Activity: Would you restate the data exactly as given?

Items from a data source:

=== Begin Enclosure ===

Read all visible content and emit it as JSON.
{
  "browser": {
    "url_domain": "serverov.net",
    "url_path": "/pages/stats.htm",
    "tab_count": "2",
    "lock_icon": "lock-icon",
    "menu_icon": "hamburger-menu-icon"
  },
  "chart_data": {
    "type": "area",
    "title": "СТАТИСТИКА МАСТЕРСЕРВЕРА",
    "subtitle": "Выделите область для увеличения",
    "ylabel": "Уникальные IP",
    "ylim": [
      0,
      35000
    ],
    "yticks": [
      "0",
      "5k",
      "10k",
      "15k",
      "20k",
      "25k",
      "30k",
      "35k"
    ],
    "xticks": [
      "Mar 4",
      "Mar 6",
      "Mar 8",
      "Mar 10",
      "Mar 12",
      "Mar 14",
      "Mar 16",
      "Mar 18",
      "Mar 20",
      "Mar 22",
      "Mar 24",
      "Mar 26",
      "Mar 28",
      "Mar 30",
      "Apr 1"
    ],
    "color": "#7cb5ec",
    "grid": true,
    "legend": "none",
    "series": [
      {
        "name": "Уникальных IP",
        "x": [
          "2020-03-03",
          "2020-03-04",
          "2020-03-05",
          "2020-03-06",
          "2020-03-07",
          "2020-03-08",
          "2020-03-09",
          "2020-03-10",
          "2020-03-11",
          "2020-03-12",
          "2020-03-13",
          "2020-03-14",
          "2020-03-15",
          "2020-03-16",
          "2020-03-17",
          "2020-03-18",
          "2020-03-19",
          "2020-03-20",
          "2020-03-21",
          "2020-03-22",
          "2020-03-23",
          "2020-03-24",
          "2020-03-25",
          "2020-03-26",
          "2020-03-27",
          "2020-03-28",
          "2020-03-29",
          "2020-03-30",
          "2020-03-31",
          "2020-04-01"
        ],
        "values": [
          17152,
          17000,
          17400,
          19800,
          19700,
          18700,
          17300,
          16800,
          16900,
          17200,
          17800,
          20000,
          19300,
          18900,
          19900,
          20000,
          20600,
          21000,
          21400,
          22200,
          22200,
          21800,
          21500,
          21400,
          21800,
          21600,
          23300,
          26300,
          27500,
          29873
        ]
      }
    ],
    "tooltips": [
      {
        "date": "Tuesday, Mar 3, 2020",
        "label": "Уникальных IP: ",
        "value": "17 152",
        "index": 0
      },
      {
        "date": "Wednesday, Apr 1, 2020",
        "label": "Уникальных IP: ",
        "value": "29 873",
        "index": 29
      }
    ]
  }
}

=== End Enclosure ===

Expected output:
Read all visible content and emit it as JSON.
{
  "browser": {
    "url_domain": "serverov.net",
    "url_path": "/pages/stats.htm",
    "tab_count": "2",
    "lock_icon": "lock-icon",
    "menu_icon": "hamburger-menu-icon"
  },
  "chart_data": {
    "type": "area",
    "title": "СТАТИСТИКА МАСТЕРСЕРВЕРА",
    "subtitle": "Выделите область для увеличения",
    "ylabel": "Уникальные IP",
    "ylim": [
      0,
      35000
    ],
    "yticks": [
      "0",
      "5k",
      "10k",
      "15k",
      "20k",
      "25k",
      "30k",
      "35k"
    ],
    "xticks": [
      "Mar 4",
      "Mar 6",
      "Mar 8",
      "Mar 10",
      "Mar 12",
      "Mar 14",
      "Mar 16",
      "Mar 18",
      "Mar 20",
      "Mar 22",
      "Mar 24",
      "Mar 26",
      "Mar 28",
      "Mar 30",
      "Apr 1"
    ],
    "color": "#7cb5ec",
    "grid": true,
    "legend": "none",
    "series": [
      {
        "name": "Уникальных IP",
        "x": [
          "2020-03-03",
          "2020-03-04",
          "2020-03-05",
          "2020-03-06",
          "2020-03-07",
          "2020-03-08",
          "2020-03-09",
          "2020-03-10",
          "2020-03-11",
          "2020-03-12",
          "2020-03-13",
          "2020-03-14",
          "2020-03-15",
          "2020-03-16",
          "2020-03-17",
          "2020-03-18",
          "2020-03-19",
          "2020-03-20",
          "2020-03-21",
          "2020-03-22",
          "2020-03-23",
          "2020-03-24",
          "2020-03-25",
          "2020-03-26",
          "2020-03-27",
          "2020-03-28",
          "2020-03-29",
          "2020-03-30",
          "2020-03-31",
          "2020-04-01"
        ],
        "values": [
          17152,
          17000,
          17400,
          19800,
          19700,
          18700,
          17300,
          16800,
          16900,
          17200,
          17800,
          20000,
          19300,
          18900,
          19900,
          20000,
          20600,
          21000,
          21400,
          22200,
          22200,
          21800,
          21500,
          21400,
          21800,
          21600,
          23300,
          26300,
          27500,
          29873
        ]
      }
    ],
    "tooltips": [
      {
        "date": "Tuesday, Mar 3, 2020",
        "label": "Уникальных IP: ",
        "value": "17 152",
        "index": 0
      },
      {
        "date": "Wednesday, Apr 1, 2020",
        "label": "Уникальных IP: ",
        "value": "29 873",
        "index": 29
      }
    ]
  }
}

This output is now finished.